The homegrown Hammers gathered for a special 'Time of our Lives' show that looked back at the successful side of the mid-60s. Hosted by Jeff Stelling, the hour-long programme was full of memories and stories from the popular players - including their thoughts on team-mates such as Johnny 'Budgie' Byrne and the FIFA World Cup-winning trio led by Bobby Moore.
Of 'Mooro', his former defensive partner Brown led the tributes to an immaculate man who was as polished off the pitch as he was on it. "He was more than one of the lads. He was a joy to be with and he was an absolute dream of a player. "
However, the three fans' favourites most notably remembered the achievement of their manager Ron Greenwood. A former Chelsea favourite as a player, who won the Division One title at Stamford Bridge in 1955, Greenwood wasted no time in settling in east London when he was appointed in April 1961.
He finished in mid-table in his first two full campaigns before tasting success, but his main achievement was putting the Academy at the heart of the club and instilling in the squad a philosophy of attacking football - the West Ham way.
With a smile, 'Ticker' Boyce recalled spending his entire career at the club largely under Greenwood's guidance. "Looking back, his philosophy was simply to attack and to please the paying public. That is all I can remember him saying. I can't remember really a defensive session."
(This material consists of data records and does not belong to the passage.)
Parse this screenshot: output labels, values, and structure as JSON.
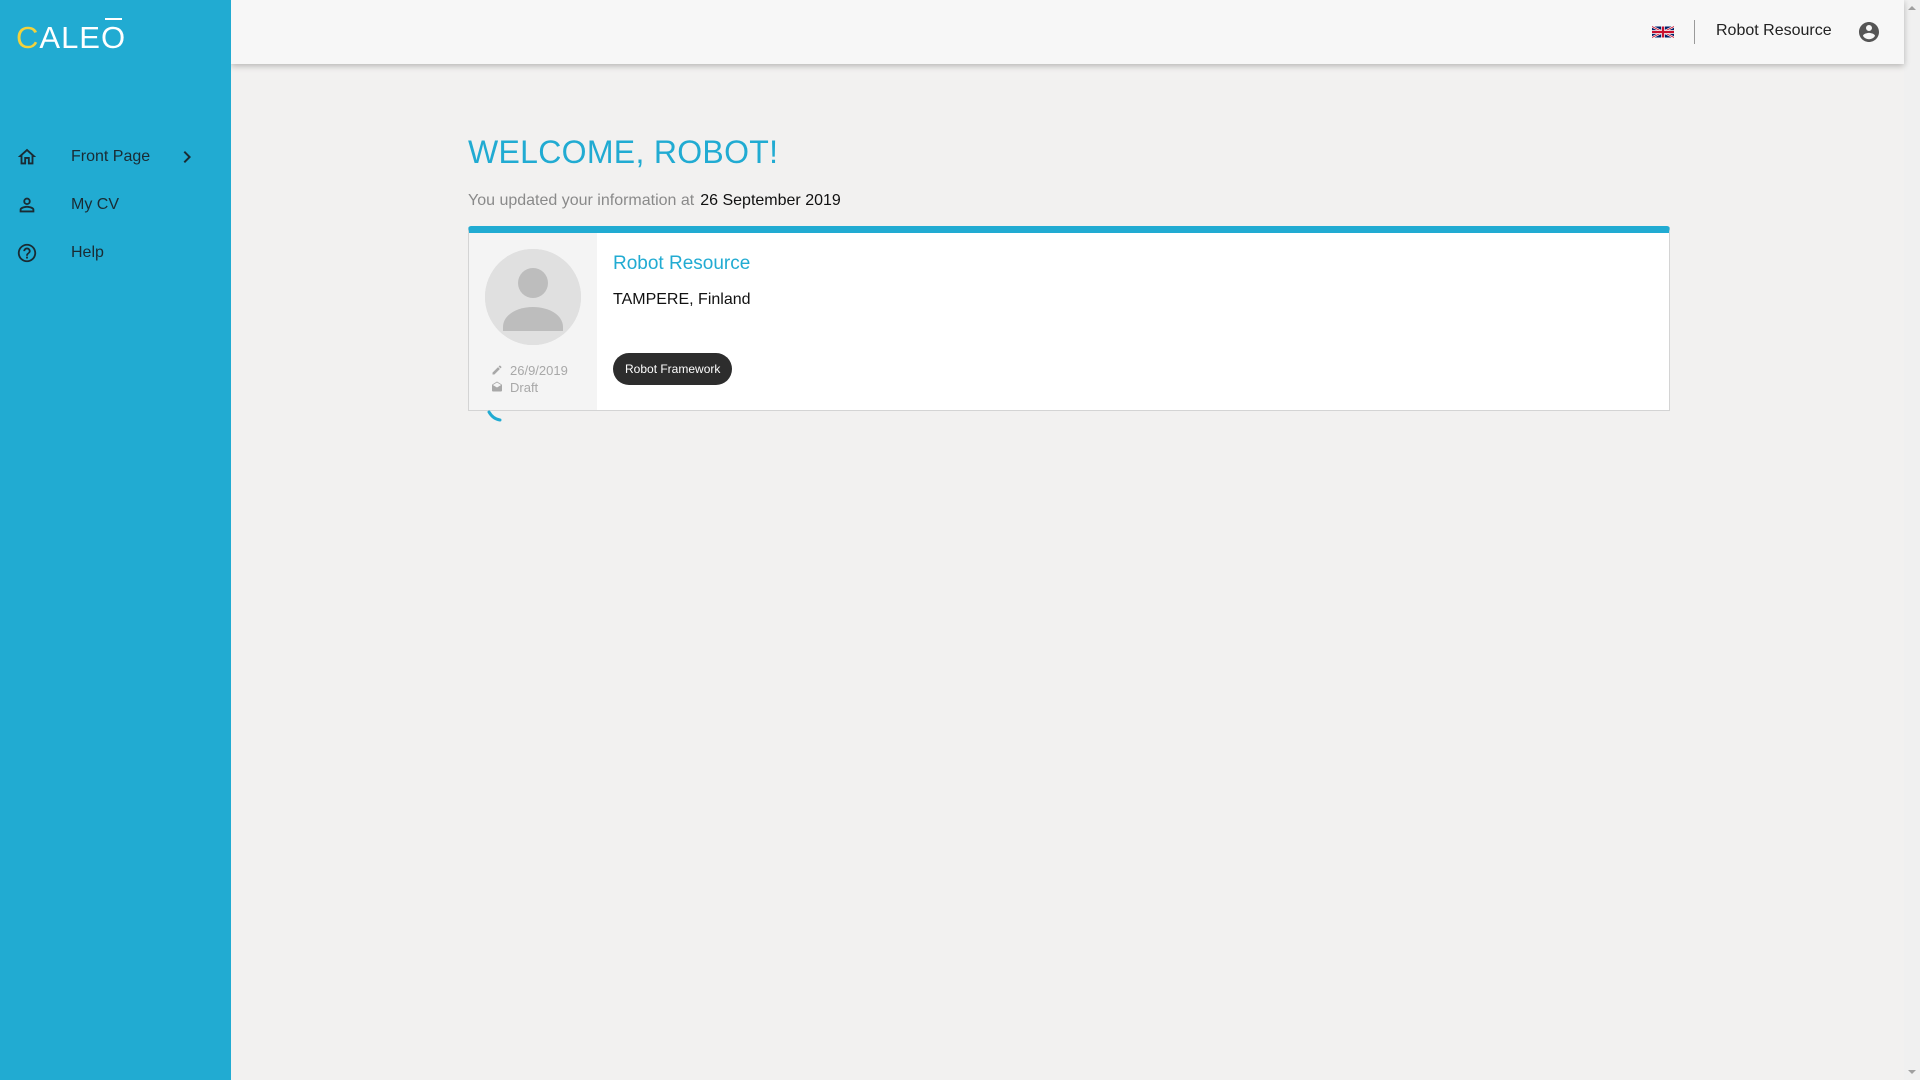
{
  "app": {
    "logo_first": "C",
    "logo_rest": "ALE",
    "logo_last": "O"
  },
  "sidebar": {
    "items": [
      {
        "label": "Front Page",
        "icon": "home-icon",
        "active": true
      },
      {
        "label": "My CV",
        "icon": "person-icon",
        "active": false
      },
      {
        "label": "Help",
        "icon": "help-circle-icon",
        "active": false
      }
    ]
  },
  "header": {
    "language_icon": "uk-flag-icon",
    "user_name": "Robot Resource",
    "account_icon": "account-circle-icon"
  },
  "main": {
    "welcome": "WELCOME, ROBOT!",
    "updated_prefix": "You updated your information at",
    "updated_date": "26 September 2019"
  },
  "card": {
    "name": "Robot Resource",
    "location": "TAMPERE, Finland",
    "edited_date": "26/9/2019",
    "status": "Draft",
    "skills": [
      "Robot Framework"
    ]
  },
  "colors": {
    "accent": "#21abd2",
    "logo_accent": "#f2d23c",
    "tag_bg": "#2d2d2d",
    "page_bg": "#f2f1f0"
  }
}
Bond, a goalscoring right-back, added: "I was there for eight years with Ron and I can't remember to this day doing one defensive practice. We never did the same thing twice. We didn't do any defensive work. It was amazing how everyone was together and knitted together. We all knew exactly what we were doing. He was a genius. There is no doubt about it."
That 'genius' saw Greenwood lead the club to FA Cup glory in 1964 before his and the club's finest hour with the triumph of the 1965 European Cup Winners' Cup. They also talked about how the manager played a pivotal role in helping Geoff Hurst establish himself as an England forward feared the world over.